The five-week, full-time program focused on engaging minority youth in understanding and addressing socio-technical issues associated with energy engineering projects, an understudied area in K-12 engineering education. Participants included a cadre of five tenth-grade students (three male, two female; four Hispanic, five first-generation) all drawn from one Title 1 public school district in the southwestern US. The program took place on a university campus where the Youth Scholars (YS) were co-mentored by an expert eighth-grade science teacher with background knowledge in photovoltaics and solar energy engineering research, and by an engineer with expertise in sustainability and community solar energy projects. The YS, all of whom had previous technical knowledge of photovoltaics and solar energy from a previous short program, were introduced to socio-technical considerations through reflection on a multilayer design framework for social value creation through energy engineering. They also met with stakeholders associated with each aspect of the model, including members of their own community, city planners, energy service providers, and solar industry leaders. The YS used the framework and their meetings with stakeholders to inform their collaborative design and presentation of a community solar energy engineering project for their own low-income community.

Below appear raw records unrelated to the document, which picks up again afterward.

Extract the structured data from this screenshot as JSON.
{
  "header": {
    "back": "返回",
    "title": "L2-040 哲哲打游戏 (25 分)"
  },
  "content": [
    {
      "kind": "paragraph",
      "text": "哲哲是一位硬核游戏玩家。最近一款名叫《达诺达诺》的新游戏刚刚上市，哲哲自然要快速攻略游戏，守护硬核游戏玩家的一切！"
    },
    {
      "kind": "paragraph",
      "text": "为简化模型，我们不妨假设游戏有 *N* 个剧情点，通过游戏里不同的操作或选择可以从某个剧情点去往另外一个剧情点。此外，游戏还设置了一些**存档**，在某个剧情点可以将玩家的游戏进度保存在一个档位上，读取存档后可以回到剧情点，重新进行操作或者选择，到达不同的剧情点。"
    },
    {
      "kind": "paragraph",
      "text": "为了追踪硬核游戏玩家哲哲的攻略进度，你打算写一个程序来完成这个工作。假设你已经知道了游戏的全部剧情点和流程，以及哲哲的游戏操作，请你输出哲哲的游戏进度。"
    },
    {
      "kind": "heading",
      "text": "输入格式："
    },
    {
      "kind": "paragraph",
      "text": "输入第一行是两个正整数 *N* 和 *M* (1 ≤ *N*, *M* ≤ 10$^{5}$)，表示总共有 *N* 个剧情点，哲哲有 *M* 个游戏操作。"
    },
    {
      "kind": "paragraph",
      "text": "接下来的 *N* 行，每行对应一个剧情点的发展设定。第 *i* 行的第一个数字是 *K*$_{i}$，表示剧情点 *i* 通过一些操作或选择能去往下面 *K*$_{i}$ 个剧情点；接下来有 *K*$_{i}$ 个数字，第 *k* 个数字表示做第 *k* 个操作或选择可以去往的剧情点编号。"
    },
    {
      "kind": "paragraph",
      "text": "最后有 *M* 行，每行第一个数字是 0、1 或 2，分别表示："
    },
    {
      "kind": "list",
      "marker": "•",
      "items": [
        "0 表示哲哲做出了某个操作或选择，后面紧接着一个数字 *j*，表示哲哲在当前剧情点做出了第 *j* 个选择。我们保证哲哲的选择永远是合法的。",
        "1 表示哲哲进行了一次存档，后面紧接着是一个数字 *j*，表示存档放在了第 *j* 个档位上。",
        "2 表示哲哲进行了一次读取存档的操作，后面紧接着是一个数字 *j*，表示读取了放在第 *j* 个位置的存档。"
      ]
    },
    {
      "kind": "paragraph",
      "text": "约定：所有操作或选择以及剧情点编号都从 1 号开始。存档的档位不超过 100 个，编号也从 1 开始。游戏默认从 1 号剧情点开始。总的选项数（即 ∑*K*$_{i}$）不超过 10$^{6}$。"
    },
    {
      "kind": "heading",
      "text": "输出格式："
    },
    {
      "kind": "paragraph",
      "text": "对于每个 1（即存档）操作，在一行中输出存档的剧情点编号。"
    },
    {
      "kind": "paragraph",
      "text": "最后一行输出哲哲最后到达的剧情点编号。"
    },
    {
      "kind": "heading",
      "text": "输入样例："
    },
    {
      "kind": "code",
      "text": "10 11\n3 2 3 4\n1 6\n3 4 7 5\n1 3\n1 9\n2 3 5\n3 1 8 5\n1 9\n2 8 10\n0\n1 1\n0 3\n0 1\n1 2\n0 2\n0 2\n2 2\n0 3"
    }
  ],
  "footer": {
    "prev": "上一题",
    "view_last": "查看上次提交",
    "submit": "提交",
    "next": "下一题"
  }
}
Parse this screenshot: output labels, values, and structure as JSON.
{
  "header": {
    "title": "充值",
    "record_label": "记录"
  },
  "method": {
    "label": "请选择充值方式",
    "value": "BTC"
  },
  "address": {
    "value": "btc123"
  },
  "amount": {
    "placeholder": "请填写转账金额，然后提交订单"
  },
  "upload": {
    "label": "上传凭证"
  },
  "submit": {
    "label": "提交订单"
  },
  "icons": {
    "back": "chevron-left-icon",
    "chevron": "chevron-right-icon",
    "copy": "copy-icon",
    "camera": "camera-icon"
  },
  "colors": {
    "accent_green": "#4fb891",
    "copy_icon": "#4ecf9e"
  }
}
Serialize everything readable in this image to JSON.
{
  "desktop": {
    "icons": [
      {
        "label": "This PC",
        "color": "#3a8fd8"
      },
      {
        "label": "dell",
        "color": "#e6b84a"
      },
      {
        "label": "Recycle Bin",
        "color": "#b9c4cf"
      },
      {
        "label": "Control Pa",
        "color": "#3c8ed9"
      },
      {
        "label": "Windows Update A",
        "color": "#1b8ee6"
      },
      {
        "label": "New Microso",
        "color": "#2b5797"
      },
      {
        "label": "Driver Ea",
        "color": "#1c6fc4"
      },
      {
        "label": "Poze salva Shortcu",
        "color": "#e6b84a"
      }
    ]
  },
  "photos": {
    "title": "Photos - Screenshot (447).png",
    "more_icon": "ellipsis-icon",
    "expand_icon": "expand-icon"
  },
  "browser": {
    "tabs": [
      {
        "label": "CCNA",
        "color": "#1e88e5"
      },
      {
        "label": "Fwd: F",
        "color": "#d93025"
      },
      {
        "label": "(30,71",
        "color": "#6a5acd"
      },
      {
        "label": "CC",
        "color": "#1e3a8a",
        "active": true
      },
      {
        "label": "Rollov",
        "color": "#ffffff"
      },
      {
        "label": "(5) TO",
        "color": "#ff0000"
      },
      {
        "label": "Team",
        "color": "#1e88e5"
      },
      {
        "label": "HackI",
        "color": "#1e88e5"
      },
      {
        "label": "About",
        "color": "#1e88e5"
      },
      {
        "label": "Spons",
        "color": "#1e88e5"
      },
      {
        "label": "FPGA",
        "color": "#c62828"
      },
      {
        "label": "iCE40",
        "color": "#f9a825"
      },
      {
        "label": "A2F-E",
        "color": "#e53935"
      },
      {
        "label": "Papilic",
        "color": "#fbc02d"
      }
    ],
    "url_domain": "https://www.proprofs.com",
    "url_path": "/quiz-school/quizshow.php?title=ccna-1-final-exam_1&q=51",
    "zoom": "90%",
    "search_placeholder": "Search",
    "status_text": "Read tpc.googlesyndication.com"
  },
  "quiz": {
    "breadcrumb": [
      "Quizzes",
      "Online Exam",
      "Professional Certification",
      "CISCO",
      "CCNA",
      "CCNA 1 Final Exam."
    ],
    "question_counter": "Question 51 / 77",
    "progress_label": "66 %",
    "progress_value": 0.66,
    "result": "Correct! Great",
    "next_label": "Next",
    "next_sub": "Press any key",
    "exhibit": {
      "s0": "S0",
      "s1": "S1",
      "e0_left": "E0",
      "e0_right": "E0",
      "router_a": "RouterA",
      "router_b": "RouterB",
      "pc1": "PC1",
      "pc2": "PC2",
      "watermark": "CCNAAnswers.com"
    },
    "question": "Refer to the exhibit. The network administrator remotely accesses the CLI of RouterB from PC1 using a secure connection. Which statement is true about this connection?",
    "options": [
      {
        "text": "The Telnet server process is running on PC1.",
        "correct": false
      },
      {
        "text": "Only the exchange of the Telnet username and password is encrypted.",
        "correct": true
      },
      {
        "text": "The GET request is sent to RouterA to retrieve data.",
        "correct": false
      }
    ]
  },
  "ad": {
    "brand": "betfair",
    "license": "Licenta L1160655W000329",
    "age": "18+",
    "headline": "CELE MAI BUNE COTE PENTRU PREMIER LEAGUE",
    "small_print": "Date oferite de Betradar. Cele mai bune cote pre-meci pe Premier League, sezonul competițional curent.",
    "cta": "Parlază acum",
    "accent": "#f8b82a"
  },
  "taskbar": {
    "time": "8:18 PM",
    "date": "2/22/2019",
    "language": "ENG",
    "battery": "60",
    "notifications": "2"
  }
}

Evaluation measures included pre-post surveys, interviews, written artifacts, and observations. Quantitative and qualitative analyses of data provide evidence that the program successfully supported all participants’ engineering identity development, socio-technical engineering knowledge, increasing agency and ownership of their community energy project, and engineering communication practices, though to varying degrees. It also suggested potential programmatic changes and improvements to the existing social value model for guiding community energy projects. For instance, the Youth Scholars had difficulties differentiating between some layers of the social value model. Further, their community energy project might have avoided some pitfalls by considering policy and governance issues earlier in the design process.
Jordan, M., & Wakefield, W., & DeLaRosa, M., & Miller, C., & Altamirano-Allende, C. (2019, June), Building Youths' Socio-Technical Engineering Knowledge through Engagement in a Community Solar Energy Project (Evaluation) Paper presented at 2019 ASEE Annual Conference & Exposition , Tampa, Florida. https://peer.asee.org/32490
ASEE holds the copyright on this document. It may be read by the public free of charge. Authors may archive their work on personal websites or in institutional repositories with the following citation: © 2019 American Society for Engineering Education. Other scholars may excerpt or quote from these materials with the same citation. When excerpting or quoting from Conference Proceedings, authors should, in addition to noting the ASEE copyright, list all the original authors and their institutions and name the host city of the conference. - Last updated April 1, 2015